In an era of multimodal design and expensive right-of-way, agencies must make decisions on how to best accommodate users of the roadway system within limited budgets. One of the driving decisions is how wide the travel lanes should be while balancing these interests and operational and safety perspectives.
A few recent research projects have examined the relationship between lane width and safety on urban and suburban arterials. These studies found no general indication (with a few exceptions) that the use of lanes narrower than 12 feet increased crash frequencies. While the research provided excellent insight into lane width/safety relationships, it did not address speed, volume, transit, heavy vehicles, on- and off-street neighboring spaces (e.g., turn lane, bike lane, on-street parking, shoulder width, curb and gutter, another lane next to lane of interest, or the proximity of objects such as utility poles, trees, or street furniture on the roadside), bicycle and pedestrian use, and shared versus exclusive lane use. Therefore, additional research is needed to better answer these questions.

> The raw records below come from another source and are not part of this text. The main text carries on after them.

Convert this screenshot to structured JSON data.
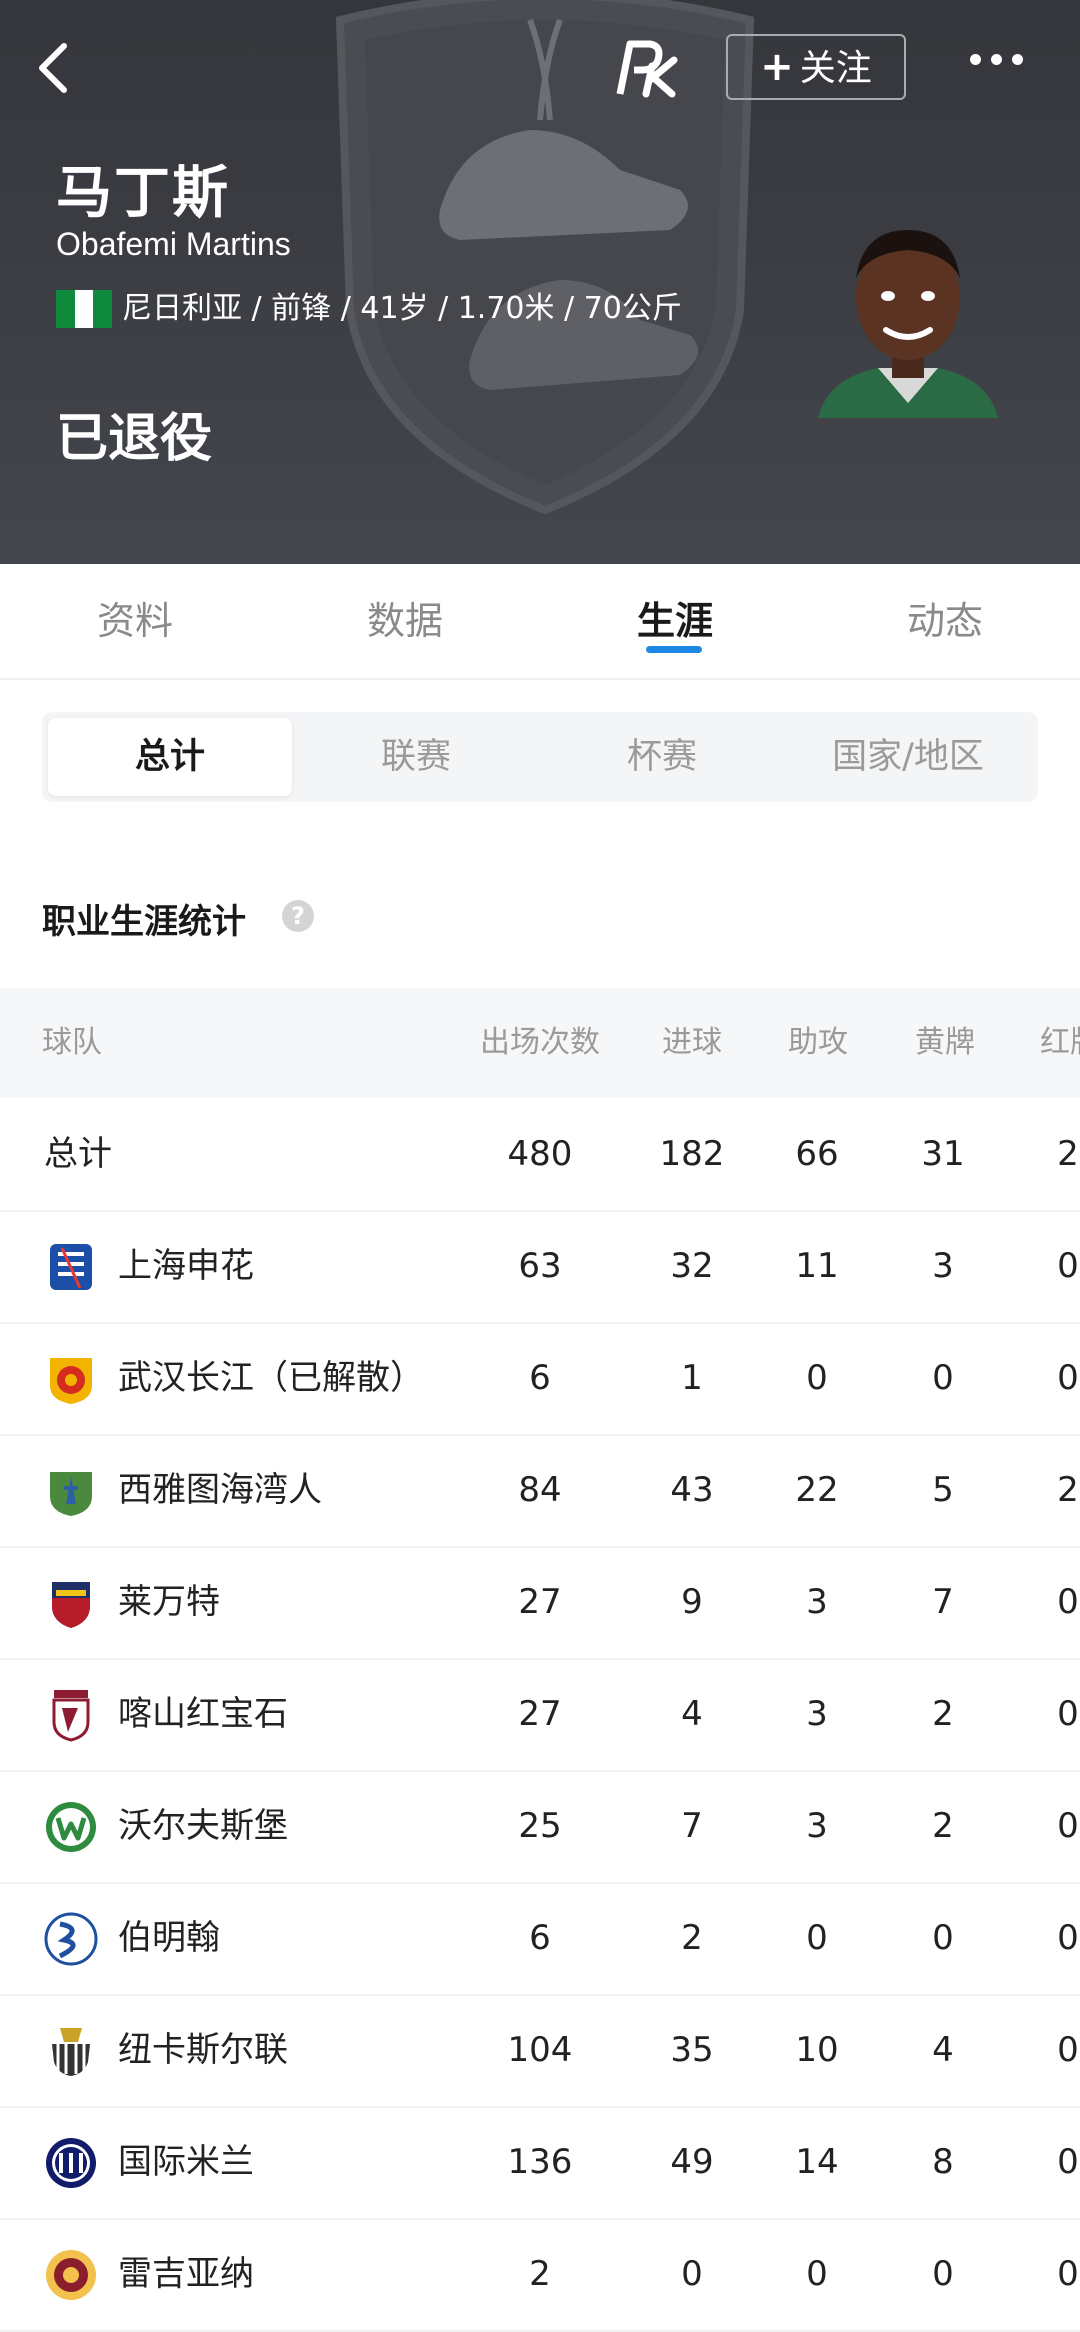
{
  "header": {
    "follow_label": "关注",
    "name_cn": "马丁斯",
    "name_en": "Obafemi Martins",
    "info": "尼日利亚 / 前锋 / 41岁 / 1.70米 / 70公斤",
    "status": "已退役",
    "colors": {
      "background": "#3a3c42",
      "flag_green": "#0f8a3c"
    }
  },
  "tabs": [
    {
      "label": "资料"
    },
    {
      "label": "数据"
    },
    {
      "label": "生涯",
      "active": true
    },
    {
      "label": "动态"
    }
  ],
  "segments": [
    {
      "label": "总计",
      "active": true
    },
    {
      "label": "联赛"
    },
    {
      "label": "杯赛"
    },
    {
      "label": "国家/地区"
    }
  ],
  "section": {
    "title": "职业生涯统计"
  },
  "table": {
    "headers": [
      "球队",
      "出场次数",
      "进球",
      "助攻",
      "黄牌",
      "红牌"
    ],
    "rows": [
      {
        "team": "总计",
        "apps": "480",
        "goals": "182",
        "assists": "66",
        "yellow": "31",
        "red": "2"
      },
      {
        "team": "上海申花",
        "logo": "shanghai-shenhua-logo",
        "apps": "63",
        "goals": "32",
        "assists": "11",
        "yellow": "3",
        "red": "0"
      },
      {
        "team": "武汉长江（已解散）",
        "logo": "wuhan-changjiang-logo",
        "apps": "6",
        "goals": "1",
        "assists": "0",
        "yellow": "0",
        "red": "0"
      },
      {
        "team": "西雅图海湾人",
        "logo": "seattle-sounders-logo",
        "apps": "84",
        "goals": "43",
        "assists": "22",
        "yellow": "5",
        "red": "2"
      },
      {
        "team": "莱万特",
        "logo": "levante-logo",
        "apps": "27",
        "goals": "9",
        "assists": "3",
        "yellow": "7",
        "red": "0"
      },
      {
        "team": "喀山红宝石",
        "logo": "rubin-kazan-logo",
        "apps": "27",
        "goals": "4",
        "assists": "3",
        "yellow": "2",
        "red": "0"
      },
      {
        "team": "沃尔夫斯堡",
        "logo": "wolfsburg-logo",
        "apps": "25",
        "goals": "7",
        "assists": "3",
        "yellow": "2",
        "red": "0"
      },
      {
        "team": "伯明翰",
        "logo": "birmingham-logo",
        "apps": "6",
        "goals": "2",
        "assists": "0",
        "yellow": "0",
        "red": "0"
      },
      {
        "team": "纽卡斯尔联",
        "logo": "newcastle-logo",
        "apps": "104",
        "goals": "35",
        "assists": "10",
        "yellow": "4",
        "red": "0"
      },
      {
        "team": "国际米兰",
        "logo": "inter-milan-logo",
        "apps": "136",
        "goals": "49",
        "assists": "14",
        "yellow": "8",
        "red": "0"
      },
      {
        "team": "雷吉亚纳",
        "logo": "reggiana-logo",
        "apps": "2",
        "goals": "0",
        "assists": "0",
        "yellow": "0",
        "red": "0"
      }
    ]
  }
}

The objectives of this research were (1) to investigate the effects of urban and suburban arterial lane widths on operations and safety for all users, (2) produce guidelines for practitioners to determine lane configuration for reconstruction and new construction projects, and (3) propose appropriate revisions to the AASHTO Green Book.
Products Availability: No report is available. (Staff: Waseem Dekelbab)